So when we are talking about "stimulating" the economy, we are talking about how to excite people into effort or more effort because they have become motivated to become active in the economic mainstream. There are incentives that they can see, incentives that excite them to excellence, that there is reward at the end of the day - either in terms of cash, awards or mere recognition from peers or community.

The money part is an important and crucial part, but it is only one small little part. The money is required because of the structure of the modern economic system, where there is such a great dicotomy between production and consumption - of the right stuff - that without money, we as individuals are dead in society.

The money part is the wheel that moves. The real part is the exercise of men and women in their daily existence - of the things they do to make themselves feel alive, every day, every moment.

The judge of the correctness of our government spending is whether it is exciting the right thing in the people. This is how we know whether we are heading the right direction, and whether we are going to have an economic future.

Blogs & Budget 2010

I haven't been writing of late basically because I have been very busy, including three weeks of ale and fish and chips. Second, I feel there is nothing worth my trouble to put thoughts to print - not even Budget 2010. Third, blogging has failed to become a pleasant thing for me to do. I write to entertain, not to please. I write to provoke, not to justify. The sanctity of the freedom to think and write is paramount - I am wry of thought-police.
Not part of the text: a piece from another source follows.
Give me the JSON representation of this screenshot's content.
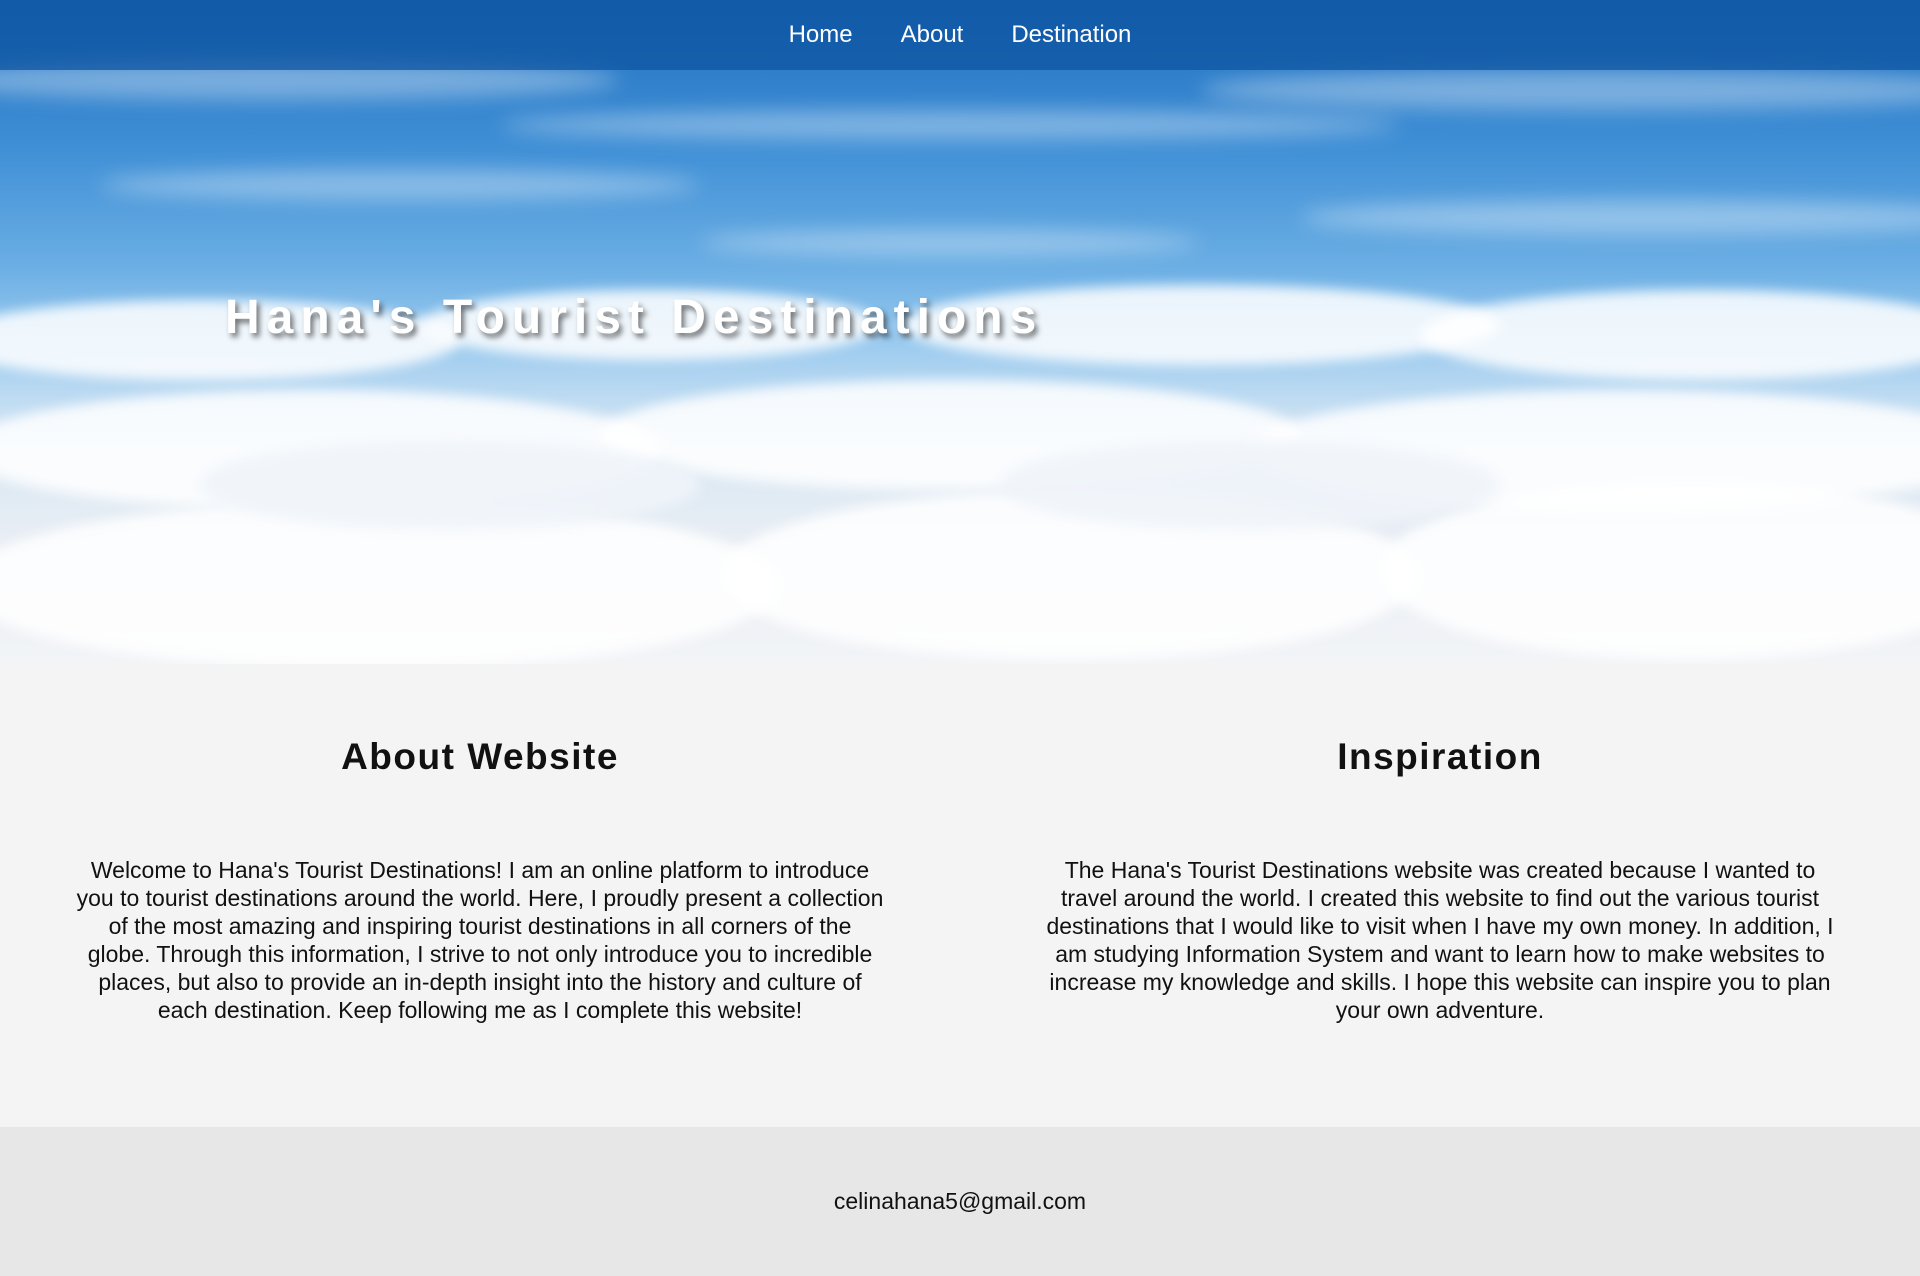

Nonetheless, there are 3 things I can say about Budget 2010.

1. Budgets, by definition, are basically about the government's finances. Should the government balance its budget? Yes, if you can't borrow any more. No, if you can continue to live on credit. This question is important because it affects all the other issues. Budget 2010 promises to bring down the deficit as a proportion of the national income. This percentage balloons in recent years for two reasons: that the national income failed to grow or even contracted, and that as a result the government borrowed more to try to beef up the economy. This is a double whammy for the target percentage but it is something that one should expect. Once the economy recovers strongly, we will see a sharp reduction of that percentage by virtue of the improvement in the denomination of the measurement. Budget 2010 expects its deficit to fall to 5.6% of GDP from 7.4% in 2009 as a result of a sharp reduction in the Federal Government's operating expenditure - if this effort fails, the deficit will be back up to 7%. But it doesn't matter.

2. The direction of Federal Government spending especially development expenditure is crucial because it is strategic. It is a bit off the point when the government is talking about the efficiency of spending - although important for the purpose of stopping a corrupting culture - but not for saving the economy from nosediving further or turning it around. The government should spend to build new foundations for the new economy. Properly educated children is necessary but not sufficient. We have to lay the foundations for our technological base. Importing expensive foreign machines is a first step so long as we have money. But getting our young men and women to invest their time and talents to build sophisticated things need to be encouraged. I am happy with some encouragement for the arts (RM200 million) but I hope will not be squandered on some undisciplined wannabes. Creativity is serious business.

3. The 15% flat income tax for Iskandar Corridor is a curious case. While it is now unfair by being preferential, it cannot be removed at all in future without the collapse of Iskandar. The only future move for it must be, if it proves itself to be good, to apply it nationwide. The whole country should be competing with the rest of the world, and not Iskandar competing with the rest of the country.

In all, Budget 2010 is champagne without the bubbles. To be fair, it is only an annual budget. The bigger directional one must be the 10MP.